If a line in the data holds "screenshot", copy that line out in full.

━━ Data section

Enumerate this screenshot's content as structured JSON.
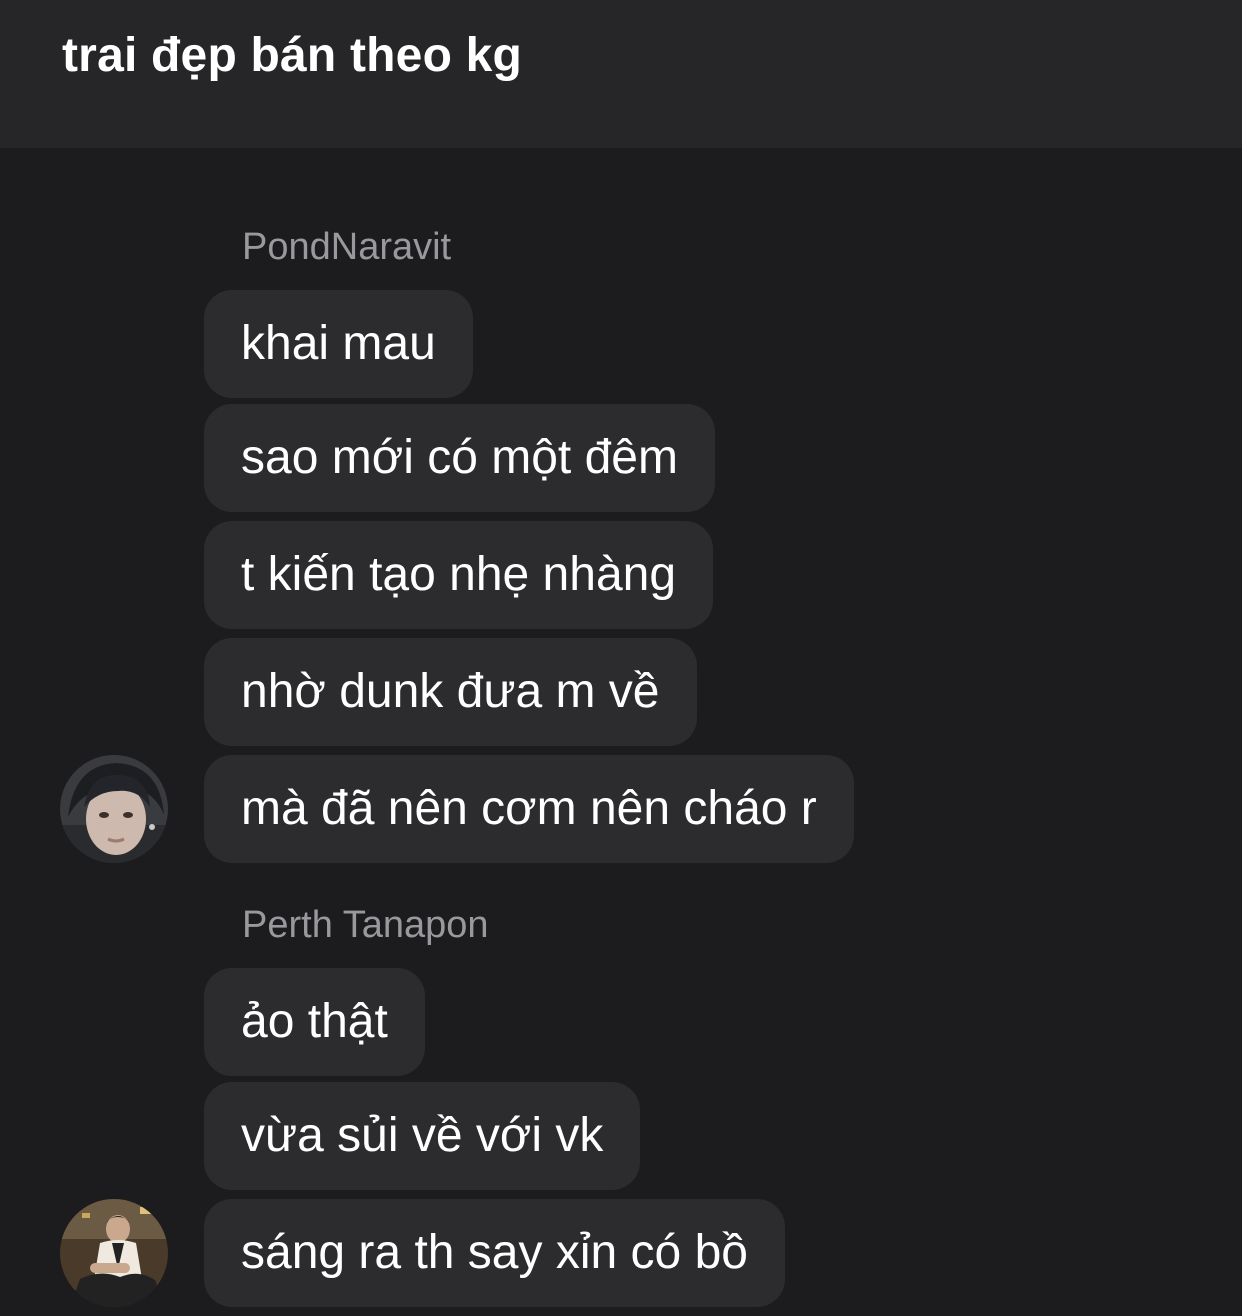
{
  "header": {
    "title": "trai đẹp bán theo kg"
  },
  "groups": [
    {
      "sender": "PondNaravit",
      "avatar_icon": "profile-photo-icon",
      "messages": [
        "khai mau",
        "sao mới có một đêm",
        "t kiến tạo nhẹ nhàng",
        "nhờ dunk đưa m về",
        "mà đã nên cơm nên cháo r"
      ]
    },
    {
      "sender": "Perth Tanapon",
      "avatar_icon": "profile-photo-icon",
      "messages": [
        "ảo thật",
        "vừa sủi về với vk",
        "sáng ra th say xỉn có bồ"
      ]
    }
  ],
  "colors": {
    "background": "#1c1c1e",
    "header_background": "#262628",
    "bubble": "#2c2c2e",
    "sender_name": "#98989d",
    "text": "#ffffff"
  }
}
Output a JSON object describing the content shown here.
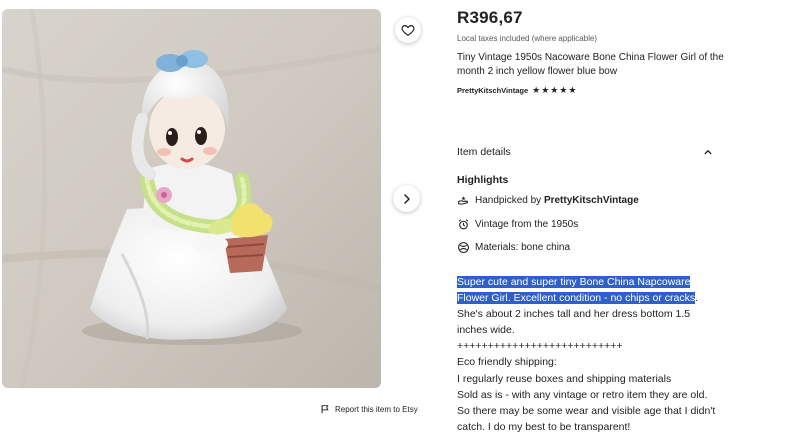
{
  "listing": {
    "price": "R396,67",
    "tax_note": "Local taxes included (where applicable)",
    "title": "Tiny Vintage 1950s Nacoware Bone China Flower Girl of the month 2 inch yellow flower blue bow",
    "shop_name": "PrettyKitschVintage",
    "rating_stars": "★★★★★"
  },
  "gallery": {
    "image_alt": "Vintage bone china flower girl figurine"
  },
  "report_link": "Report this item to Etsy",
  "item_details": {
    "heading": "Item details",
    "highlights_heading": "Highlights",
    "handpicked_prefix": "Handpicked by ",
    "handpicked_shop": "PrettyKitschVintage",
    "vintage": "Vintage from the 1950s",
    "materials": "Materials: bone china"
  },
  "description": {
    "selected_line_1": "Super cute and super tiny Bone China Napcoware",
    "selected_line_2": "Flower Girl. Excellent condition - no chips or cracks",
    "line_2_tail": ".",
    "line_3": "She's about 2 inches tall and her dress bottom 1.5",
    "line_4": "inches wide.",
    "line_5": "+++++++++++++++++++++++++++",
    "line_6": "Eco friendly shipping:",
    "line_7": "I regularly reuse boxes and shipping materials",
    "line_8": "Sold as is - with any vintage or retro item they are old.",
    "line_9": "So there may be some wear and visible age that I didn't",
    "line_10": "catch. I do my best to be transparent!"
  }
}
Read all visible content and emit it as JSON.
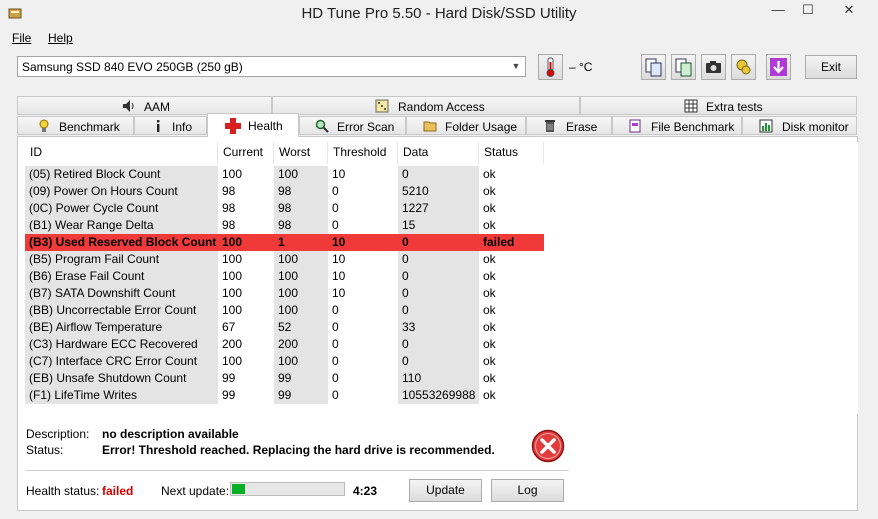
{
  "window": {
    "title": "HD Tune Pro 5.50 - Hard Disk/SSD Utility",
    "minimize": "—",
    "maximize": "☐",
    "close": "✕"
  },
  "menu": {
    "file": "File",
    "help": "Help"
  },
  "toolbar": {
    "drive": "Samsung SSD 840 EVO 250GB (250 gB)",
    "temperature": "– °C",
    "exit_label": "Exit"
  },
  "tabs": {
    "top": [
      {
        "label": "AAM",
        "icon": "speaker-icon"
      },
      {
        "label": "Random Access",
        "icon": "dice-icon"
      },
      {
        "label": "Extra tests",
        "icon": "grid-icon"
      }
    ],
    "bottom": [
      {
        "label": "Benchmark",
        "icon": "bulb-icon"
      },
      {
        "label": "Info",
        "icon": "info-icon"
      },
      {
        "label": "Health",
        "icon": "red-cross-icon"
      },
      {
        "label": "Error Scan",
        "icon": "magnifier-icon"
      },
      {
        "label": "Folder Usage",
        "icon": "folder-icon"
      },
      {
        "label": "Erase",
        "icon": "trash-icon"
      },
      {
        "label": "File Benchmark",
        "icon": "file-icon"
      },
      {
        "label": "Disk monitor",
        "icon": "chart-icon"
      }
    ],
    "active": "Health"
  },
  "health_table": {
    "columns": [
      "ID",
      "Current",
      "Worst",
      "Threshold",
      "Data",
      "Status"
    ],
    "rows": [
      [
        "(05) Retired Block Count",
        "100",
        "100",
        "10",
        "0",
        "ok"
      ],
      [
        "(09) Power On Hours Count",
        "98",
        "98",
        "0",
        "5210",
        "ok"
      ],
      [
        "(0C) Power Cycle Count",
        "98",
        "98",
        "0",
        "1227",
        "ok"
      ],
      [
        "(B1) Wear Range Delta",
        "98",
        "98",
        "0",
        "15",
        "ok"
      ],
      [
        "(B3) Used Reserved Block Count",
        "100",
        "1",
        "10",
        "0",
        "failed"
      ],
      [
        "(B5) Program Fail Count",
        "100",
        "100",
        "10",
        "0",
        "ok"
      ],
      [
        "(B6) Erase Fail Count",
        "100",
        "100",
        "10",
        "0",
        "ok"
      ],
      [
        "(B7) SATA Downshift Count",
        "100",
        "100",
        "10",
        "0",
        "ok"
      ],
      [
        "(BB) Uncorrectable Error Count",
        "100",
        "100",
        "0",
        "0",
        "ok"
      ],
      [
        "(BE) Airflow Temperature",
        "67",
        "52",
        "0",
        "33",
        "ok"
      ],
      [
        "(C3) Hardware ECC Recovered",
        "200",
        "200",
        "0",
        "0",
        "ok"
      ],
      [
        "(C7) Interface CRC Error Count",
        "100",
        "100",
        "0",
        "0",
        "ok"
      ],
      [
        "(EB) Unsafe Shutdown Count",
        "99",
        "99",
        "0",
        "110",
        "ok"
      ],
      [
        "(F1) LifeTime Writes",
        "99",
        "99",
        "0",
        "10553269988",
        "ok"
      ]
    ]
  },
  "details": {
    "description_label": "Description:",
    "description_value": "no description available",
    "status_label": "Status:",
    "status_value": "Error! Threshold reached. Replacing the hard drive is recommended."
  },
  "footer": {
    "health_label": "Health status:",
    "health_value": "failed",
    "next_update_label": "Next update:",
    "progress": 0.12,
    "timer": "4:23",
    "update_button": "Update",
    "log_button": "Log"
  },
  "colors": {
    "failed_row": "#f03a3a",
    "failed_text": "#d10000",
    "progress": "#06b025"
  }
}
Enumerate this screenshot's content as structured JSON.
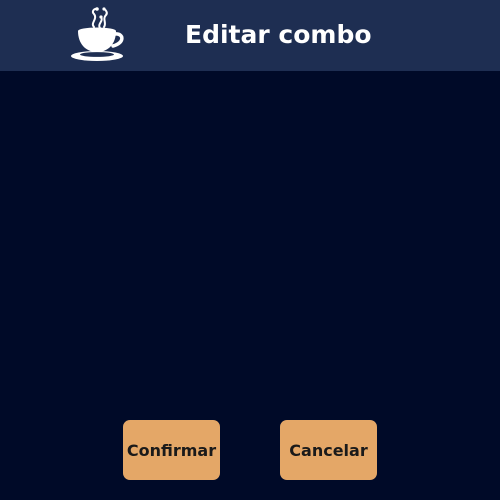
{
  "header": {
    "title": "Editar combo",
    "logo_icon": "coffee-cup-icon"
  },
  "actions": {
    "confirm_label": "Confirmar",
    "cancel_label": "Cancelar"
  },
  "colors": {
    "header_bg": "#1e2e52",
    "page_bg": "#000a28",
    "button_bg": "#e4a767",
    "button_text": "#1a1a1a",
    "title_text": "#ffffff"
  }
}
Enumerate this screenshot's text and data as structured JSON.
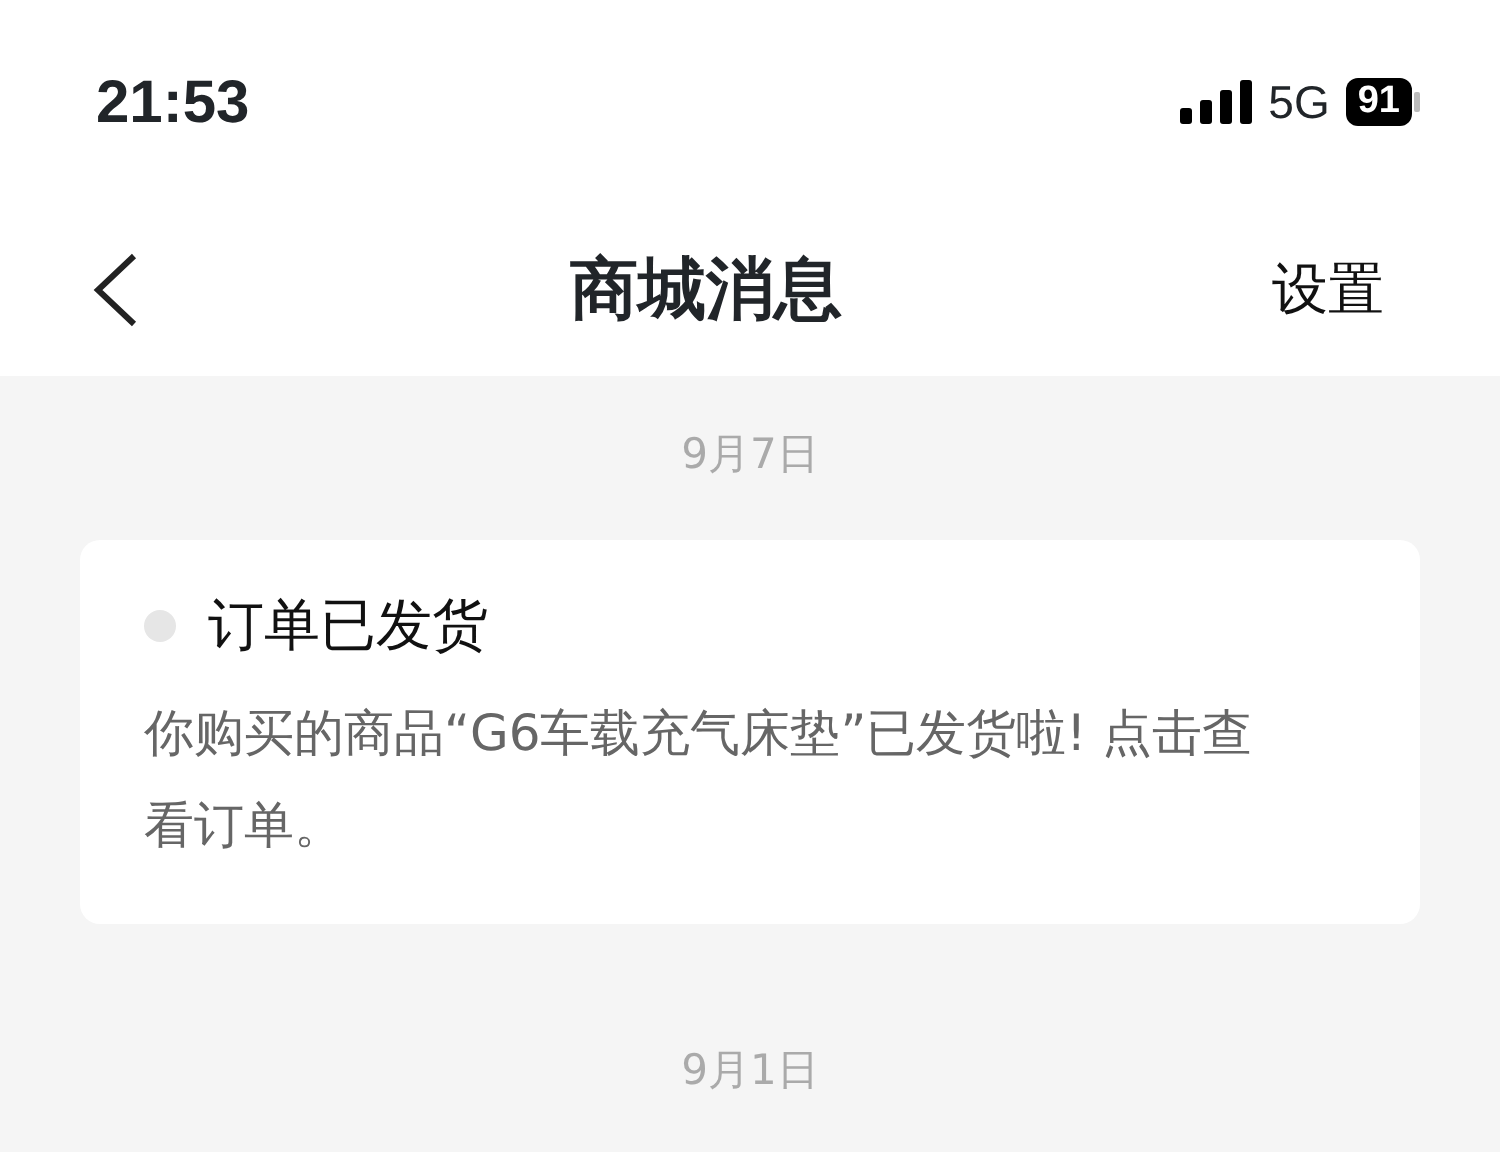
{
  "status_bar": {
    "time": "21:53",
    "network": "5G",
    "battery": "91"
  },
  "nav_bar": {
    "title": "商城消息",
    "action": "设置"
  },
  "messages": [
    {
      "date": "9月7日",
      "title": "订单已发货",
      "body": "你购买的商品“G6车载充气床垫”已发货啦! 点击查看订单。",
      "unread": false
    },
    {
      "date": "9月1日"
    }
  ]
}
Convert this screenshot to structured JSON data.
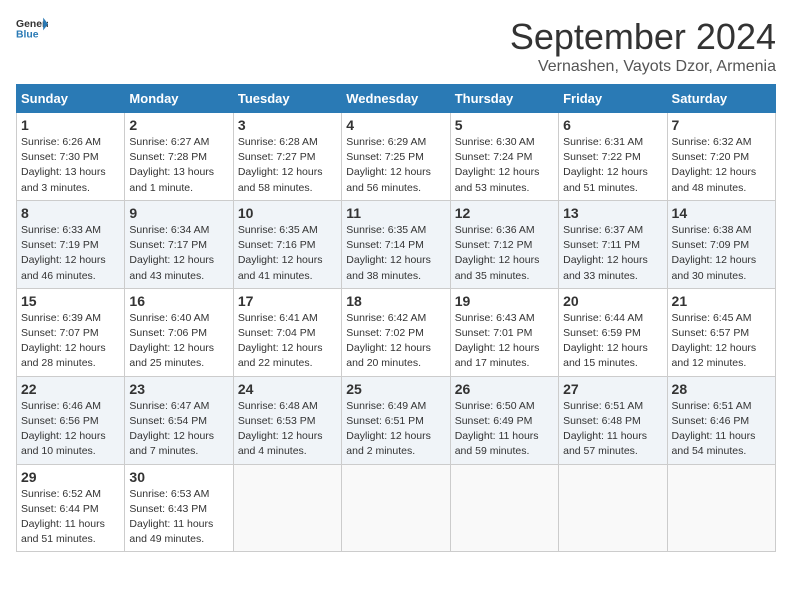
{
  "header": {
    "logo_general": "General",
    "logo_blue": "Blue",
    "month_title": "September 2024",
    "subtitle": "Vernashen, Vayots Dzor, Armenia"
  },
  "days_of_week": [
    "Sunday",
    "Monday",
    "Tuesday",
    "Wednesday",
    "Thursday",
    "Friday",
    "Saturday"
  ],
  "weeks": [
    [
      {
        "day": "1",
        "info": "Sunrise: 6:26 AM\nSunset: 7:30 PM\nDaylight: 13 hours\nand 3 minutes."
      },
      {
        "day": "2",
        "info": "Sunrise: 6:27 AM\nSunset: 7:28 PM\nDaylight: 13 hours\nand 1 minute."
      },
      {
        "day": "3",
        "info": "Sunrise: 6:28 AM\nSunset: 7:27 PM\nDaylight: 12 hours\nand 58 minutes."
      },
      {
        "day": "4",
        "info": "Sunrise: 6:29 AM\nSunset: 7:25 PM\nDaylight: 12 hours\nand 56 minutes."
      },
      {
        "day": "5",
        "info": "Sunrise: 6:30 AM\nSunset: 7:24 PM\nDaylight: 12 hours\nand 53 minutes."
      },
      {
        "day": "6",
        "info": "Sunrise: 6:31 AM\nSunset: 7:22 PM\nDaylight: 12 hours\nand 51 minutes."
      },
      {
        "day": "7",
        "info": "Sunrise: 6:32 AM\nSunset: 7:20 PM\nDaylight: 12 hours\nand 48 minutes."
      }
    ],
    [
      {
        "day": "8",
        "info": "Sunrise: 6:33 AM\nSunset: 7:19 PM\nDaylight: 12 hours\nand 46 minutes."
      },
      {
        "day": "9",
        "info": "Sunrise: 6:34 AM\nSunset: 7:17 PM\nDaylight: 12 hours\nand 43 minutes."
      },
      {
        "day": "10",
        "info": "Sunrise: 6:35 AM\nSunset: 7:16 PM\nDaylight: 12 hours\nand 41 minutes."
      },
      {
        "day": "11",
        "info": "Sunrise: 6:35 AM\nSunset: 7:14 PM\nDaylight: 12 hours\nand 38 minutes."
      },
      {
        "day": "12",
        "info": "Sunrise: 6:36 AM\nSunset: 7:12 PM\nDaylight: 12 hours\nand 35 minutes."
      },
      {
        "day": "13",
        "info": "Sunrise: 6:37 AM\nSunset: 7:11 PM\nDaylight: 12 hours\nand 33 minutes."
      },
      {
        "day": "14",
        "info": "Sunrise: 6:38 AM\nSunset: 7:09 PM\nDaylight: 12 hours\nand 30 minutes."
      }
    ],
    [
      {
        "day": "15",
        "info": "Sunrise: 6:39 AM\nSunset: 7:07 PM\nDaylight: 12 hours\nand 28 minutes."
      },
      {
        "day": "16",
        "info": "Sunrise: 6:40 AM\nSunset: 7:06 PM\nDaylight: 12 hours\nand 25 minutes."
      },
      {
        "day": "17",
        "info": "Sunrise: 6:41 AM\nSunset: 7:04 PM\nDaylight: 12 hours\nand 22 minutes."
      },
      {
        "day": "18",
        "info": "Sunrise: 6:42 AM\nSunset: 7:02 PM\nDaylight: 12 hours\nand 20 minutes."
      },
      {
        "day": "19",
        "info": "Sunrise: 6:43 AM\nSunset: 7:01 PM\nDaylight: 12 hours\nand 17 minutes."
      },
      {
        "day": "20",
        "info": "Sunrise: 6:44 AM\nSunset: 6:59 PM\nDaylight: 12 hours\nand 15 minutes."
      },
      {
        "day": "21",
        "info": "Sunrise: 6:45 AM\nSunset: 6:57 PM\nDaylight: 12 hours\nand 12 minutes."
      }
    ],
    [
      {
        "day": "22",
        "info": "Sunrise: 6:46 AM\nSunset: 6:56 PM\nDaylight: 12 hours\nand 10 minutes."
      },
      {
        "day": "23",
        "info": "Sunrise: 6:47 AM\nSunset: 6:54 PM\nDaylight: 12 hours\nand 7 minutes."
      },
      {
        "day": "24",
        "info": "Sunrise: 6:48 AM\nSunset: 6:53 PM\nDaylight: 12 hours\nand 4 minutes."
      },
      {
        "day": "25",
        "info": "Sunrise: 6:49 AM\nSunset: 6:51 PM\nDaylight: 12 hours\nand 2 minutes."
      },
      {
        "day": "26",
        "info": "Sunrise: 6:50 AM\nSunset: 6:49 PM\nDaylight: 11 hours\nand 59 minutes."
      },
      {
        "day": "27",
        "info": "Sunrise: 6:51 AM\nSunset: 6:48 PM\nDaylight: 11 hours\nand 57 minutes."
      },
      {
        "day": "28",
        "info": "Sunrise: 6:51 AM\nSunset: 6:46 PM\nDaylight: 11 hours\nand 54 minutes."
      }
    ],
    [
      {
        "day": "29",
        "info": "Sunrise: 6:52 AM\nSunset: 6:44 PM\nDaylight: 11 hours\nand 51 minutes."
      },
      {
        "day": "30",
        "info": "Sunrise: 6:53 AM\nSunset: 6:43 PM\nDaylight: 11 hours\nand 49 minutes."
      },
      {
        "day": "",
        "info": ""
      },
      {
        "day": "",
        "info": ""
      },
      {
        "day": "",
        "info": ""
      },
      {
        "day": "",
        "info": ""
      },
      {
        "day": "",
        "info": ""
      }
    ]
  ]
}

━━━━

■ Solution to this problem:
Enumerate this screenshot's content as structured JSON.
Enumerate this screenshot's content as structured JSON.
Enumerate this screenshot's text and data as structured JSON.
Convert this screenshot to structured JSON data.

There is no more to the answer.